We’d like your thoughts about the capability of insurance organizations to exploit new technologies.
So, after we repealed Moore’s Law …
The opening line of a recent SMA report, Emerging Technologies: Reshaping the Next-Gen Insurer, sets the stage: “It is difficult to really comprehend how fast emerging technologies are being introduced, experimented with, and adopted.” To emphasize the point, the report notes:
“Moore’s Law tells us that computing power doubles every 18 – 24 months, but even that seems to be irrelevant compared to the power of emerging technologies, because they are coming faster, and they are more formidable than ever before.”
And, according to Denise Garth, Partner at SMA, and the report’s author, the emerging technologies are coming along in parallel with the increasing consumer expectations.

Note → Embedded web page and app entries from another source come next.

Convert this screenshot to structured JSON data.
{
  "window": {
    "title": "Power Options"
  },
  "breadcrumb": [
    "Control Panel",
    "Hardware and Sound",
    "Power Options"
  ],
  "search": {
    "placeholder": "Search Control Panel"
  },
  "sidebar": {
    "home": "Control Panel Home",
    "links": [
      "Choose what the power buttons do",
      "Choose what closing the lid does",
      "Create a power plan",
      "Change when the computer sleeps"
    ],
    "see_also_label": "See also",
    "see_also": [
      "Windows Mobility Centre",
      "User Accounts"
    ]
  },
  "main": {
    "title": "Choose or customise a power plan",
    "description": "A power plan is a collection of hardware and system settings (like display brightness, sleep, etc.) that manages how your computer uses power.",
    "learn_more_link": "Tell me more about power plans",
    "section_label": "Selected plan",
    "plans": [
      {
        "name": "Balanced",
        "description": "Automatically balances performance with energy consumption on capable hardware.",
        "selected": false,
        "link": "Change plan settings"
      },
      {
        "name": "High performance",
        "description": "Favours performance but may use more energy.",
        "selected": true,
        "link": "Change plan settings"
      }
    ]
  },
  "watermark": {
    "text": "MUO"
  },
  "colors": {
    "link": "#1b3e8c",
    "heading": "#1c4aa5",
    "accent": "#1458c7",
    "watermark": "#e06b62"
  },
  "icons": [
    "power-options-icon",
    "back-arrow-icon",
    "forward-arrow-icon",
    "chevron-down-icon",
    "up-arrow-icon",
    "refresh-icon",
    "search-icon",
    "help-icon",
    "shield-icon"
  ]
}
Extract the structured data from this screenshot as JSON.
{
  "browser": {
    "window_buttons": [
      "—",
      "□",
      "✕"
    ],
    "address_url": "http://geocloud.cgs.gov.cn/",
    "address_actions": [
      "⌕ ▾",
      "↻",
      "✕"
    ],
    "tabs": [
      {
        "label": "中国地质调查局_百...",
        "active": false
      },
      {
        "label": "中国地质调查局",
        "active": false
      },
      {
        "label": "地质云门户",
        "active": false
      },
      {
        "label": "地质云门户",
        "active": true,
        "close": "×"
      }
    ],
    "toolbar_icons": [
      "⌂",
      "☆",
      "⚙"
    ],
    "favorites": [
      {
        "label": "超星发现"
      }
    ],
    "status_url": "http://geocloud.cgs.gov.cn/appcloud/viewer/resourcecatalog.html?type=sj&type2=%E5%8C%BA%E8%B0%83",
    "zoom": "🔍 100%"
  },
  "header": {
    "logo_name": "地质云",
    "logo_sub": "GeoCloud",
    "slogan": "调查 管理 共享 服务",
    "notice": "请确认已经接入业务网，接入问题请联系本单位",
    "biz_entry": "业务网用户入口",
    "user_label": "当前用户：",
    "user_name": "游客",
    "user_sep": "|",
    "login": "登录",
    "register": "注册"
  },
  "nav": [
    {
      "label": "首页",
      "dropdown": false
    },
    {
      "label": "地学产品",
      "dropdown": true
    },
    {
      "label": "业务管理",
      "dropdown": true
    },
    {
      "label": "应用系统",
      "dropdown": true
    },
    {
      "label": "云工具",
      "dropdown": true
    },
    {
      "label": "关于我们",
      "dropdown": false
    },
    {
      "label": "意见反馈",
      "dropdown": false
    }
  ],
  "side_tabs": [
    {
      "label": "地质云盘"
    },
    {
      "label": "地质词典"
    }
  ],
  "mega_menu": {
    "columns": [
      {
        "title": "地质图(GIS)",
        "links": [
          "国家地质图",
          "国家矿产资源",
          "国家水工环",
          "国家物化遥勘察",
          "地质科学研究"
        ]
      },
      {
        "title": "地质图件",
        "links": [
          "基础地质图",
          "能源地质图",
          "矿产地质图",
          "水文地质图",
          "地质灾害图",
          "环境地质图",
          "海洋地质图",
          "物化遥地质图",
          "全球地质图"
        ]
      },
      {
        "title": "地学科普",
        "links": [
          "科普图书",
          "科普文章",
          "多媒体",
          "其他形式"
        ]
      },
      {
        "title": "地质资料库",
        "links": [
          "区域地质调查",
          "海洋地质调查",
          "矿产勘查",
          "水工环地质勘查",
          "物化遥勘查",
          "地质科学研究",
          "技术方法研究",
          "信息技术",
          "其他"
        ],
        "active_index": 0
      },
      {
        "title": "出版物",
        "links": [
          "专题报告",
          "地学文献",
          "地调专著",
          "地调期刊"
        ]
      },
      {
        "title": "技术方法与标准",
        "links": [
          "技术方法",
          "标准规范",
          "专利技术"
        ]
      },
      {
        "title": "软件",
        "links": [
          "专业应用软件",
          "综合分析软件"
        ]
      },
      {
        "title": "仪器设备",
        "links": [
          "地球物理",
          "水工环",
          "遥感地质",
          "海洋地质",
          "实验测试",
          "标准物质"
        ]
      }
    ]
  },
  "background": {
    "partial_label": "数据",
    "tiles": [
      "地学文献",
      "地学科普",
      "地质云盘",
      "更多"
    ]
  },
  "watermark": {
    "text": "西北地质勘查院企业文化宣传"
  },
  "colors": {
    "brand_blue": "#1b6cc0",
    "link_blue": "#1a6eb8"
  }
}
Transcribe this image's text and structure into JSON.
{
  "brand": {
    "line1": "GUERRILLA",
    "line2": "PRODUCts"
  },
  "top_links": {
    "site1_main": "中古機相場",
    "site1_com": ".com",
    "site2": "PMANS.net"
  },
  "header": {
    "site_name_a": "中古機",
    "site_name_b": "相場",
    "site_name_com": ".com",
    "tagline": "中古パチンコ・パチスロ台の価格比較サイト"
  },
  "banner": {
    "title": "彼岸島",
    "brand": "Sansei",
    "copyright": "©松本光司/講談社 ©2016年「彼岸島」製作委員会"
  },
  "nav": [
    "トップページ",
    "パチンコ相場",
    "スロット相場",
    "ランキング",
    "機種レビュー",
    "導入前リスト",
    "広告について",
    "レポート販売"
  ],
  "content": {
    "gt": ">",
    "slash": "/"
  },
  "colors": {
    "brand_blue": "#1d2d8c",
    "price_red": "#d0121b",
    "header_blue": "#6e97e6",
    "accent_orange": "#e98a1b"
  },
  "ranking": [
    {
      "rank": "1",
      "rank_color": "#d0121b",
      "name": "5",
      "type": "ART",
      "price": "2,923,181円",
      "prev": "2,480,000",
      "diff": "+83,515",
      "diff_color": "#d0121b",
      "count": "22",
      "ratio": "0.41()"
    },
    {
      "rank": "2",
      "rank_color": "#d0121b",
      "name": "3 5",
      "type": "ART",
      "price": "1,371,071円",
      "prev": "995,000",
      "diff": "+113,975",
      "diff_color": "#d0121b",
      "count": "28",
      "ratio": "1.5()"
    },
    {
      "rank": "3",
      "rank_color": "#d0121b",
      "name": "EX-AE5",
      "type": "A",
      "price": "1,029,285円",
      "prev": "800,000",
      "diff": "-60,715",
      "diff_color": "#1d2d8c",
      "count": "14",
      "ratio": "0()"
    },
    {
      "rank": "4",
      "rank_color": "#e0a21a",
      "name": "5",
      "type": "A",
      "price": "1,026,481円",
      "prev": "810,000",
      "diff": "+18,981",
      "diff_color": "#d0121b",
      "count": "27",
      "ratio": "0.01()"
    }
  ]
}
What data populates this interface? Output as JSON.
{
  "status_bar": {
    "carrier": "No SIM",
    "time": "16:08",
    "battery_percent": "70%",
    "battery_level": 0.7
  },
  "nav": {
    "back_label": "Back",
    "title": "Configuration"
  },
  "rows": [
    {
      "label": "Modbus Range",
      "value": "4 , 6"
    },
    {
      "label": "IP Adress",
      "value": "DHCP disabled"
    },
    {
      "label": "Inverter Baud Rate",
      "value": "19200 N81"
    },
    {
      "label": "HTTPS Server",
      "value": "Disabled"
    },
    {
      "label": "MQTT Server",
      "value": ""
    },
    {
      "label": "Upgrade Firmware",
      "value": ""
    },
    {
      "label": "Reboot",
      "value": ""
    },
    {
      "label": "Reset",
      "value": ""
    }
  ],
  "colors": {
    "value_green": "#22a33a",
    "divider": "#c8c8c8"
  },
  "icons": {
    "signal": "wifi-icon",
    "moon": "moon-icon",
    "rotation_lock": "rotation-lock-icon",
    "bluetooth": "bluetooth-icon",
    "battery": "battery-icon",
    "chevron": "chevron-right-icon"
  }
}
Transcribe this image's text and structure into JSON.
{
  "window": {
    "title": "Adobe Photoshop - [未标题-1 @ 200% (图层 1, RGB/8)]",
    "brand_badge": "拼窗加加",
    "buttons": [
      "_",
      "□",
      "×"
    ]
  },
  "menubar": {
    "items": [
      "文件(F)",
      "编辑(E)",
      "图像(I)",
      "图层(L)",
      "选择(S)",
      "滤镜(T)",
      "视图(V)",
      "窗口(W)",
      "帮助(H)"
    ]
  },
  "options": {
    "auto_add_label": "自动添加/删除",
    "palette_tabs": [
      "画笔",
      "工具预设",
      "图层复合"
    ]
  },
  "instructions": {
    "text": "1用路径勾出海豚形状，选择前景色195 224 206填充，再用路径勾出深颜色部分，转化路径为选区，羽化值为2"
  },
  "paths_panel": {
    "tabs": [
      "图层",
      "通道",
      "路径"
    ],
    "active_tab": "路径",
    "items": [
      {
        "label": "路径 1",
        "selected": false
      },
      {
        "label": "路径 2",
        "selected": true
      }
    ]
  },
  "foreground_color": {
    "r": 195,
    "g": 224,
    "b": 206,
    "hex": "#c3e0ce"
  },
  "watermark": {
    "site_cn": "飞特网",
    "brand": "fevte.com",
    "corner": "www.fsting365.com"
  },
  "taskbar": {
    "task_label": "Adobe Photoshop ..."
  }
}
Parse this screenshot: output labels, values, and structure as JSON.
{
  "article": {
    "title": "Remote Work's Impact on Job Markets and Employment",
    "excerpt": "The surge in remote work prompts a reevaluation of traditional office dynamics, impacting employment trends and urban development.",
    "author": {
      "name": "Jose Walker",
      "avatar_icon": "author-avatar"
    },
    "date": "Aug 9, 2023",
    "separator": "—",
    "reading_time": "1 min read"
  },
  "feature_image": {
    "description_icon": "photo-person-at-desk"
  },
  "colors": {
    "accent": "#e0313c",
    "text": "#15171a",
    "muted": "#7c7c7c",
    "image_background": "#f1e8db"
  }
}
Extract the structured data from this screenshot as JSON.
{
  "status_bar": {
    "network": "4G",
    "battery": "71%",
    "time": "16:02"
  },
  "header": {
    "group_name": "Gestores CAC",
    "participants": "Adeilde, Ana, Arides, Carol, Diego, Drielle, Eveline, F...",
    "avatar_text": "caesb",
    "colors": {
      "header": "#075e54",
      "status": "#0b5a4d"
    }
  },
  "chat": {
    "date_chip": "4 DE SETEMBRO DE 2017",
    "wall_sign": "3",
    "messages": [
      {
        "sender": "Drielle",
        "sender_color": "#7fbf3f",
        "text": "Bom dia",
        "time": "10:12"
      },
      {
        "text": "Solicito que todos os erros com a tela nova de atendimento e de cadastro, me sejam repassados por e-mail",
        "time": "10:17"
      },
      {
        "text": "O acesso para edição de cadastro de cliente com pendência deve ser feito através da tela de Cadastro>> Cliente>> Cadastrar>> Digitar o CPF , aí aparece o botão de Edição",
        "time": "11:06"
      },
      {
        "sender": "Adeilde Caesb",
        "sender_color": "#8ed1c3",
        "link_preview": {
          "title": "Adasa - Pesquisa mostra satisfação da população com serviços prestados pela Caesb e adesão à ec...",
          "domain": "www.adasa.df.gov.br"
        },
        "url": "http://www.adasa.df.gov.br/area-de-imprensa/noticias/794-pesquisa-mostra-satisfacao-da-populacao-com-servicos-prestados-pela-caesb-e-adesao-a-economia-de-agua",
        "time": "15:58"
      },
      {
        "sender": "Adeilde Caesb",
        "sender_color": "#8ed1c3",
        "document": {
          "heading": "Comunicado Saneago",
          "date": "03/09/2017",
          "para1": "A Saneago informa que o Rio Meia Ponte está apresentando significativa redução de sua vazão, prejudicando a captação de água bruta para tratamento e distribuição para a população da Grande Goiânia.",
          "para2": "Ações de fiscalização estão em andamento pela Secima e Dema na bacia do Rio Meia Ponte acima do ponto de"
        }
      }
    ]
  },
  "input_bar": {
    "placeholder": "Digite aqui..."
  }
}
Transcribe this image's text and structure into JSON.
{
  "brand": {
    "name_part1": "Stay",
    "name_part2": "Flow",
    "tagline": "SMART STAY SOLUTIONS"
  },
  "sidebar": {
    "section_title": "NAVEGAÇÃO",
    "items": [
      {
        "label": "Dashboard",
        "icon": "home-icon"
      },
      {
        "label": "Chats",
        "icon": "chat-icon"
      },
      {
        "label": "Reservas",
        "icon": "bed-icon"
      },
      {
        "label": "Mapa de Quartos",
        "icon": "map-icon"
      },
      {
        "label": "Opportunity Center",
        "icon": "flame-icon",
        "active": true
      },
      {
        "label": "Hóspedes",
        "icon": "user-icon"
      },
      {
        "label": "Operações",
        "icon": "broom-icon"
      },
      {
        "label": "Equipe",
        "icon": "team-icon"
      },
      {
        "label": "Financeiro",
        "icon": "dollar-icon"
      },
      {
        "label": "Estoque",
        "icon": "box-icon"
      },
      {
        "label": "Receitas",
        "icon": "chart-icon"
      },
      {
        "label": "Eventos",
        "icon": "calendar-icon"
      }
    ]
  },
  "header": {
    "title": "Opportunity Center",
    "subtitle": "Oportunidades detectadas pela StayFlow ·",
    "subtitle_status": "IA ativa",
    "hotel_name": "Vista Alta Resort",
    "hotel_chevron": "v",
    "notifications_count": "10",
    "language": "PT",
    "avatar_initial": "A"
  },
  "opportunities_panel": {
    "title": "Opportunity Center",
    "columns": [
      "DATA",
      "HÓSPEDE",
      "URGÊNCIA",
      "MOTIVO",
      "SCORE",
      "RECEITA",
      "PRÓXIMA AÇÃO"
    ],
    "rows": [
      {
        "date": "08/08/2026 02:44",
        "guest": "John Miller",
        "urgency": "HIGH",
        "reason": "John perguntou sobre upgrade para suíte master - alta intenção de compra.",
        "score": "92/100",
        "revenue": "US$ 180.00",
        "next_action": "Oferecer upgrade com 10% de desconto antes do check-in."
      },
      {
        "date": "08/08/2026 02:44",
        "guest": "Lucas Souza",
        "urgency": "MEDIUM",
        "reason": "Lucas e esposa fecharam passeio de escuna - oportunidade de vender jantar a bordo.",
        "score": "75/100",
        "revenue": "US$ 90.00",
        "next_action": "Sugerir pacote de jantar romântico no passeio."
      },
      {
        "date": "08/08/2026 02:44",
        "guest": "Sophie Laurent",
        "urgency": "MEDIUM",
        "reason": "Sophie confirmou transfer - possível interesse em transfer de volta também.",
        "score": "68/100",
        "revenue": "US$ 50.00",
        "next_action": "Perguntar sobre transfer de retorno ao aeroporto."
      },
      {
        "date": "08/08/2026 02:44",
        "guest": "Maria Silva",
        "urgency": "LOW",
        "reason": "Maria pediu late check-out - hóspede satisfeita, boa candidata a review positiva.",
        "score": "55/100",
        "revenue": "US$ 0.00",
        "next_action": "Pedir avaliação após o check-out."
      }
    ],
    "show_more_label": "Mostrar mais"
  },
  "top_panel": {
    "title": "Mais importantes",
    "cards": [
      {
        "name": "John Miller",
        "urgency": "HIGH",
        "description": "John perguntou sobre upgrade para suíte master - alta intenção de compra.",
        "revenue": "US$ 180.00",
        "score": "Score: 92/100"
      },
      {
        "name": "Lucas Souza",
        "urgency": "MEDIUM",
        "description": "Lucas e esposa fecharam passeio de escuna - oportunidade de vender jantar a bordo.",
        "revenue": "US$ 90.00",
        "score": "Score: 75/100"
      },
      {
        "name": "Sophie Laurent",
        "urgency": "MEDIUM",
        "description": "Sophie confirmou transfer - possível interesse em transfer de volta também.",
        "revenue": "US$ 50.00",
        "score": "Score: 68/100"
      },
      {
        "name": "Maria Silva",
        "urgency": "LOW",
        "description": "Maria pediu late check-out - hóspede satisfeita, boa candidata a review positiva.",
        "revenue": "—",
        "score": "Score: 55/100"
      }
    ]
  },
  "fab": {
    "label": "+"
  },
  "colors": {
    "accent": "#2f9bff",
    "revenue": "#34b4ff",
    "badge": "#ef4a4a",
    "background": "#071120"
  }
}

SMA advises insurers to commit resources to understand, position, and pilot these technologies sooner rather than later.
Non-trivial, especially in a time when expenses are under the microscope.
What are these technologies?
The report points to 9 technologies that have the prospect of causing serious disruption in the current insurance business model:
The Internet of Things (IoT)
The report provides and excellent description of these and how they will impact the insurance industry.
What’s closest to the windshield ….
According to the report, several of these are on track to hit a tipping point of adoption in the next three years. Let’s take a look at two.
The Internet of Things (IoT)
SMA defines the IoT as “a network of trillions of physical things with embedded technologies that communicate or sense the internal or external environments of that physical thing, including people and animals.” Based on an SMA survey, the report notes the 3 out of 4 insurers see ‘significant’ investment in this technology in the next 3 years.
There is a compelling business case: SMA believes that new insurance products/services will “redefine the value to the customer and the customer experience.” The result? New business/revenue models and new value propositions to counter threats of commoditization.
The use of these technologies to capture data is already in deployment by 10% of insurers now, and is projected to scale rapidly to 37% in three years.
Insurance uses include property assessment for underwriting and claims, risk mitigation with crop and livestock management, and catastrophe response, resulting in better operational results.
What does this mean for operations?
We might quibble with the report on some fine points, but overall we agree that there are a number of emerging technologies on the horizon that require attention from insurers, brokers, and claims professionals.
However, to exploit these effectively, we need to implement them in tangent with providing facilities for Big Data analytics and have some strategy for integrating with core systems.
Moreover, these are coming on top of existing stresses on Operations and IT; not the least of which is completing legacy systems modernization / replacement initiatives.
Our question is: where do we find the resources required to evaluate, much less implement, the new technologies.
Here’s why they call it ‘Disruption’ …
Garth points to an interesting conundrum:
“Emerging technologies are being introduced and deployed rapidly across a wide array of industries …The result is a paradox for the insurance industry. An industry of tradition … is operating within a rapidly changing world that is inventing new businesses and customer engagement models, and embracing new and emerging technologies.” (Emphasis in original)
We recently reviewed the result of a Celent survey of Canadian insurers which found that the majority did not have the organizational structure to manage innovation well. The SMA report concludes with several recommendations which align with those of Celent.
The most important of which is a strategic allocation of resources to support an innovation structure, including use of emerging technologies.
In past, we would have called this the R&D department.
What do you think?
Do you see the emergence of new technologies as opportunities? If so, does your organization have a structure that would allow proper evaluation? If not, how do you see the selection and resourcing requirements being addressed?
Please share. We’re all in this together.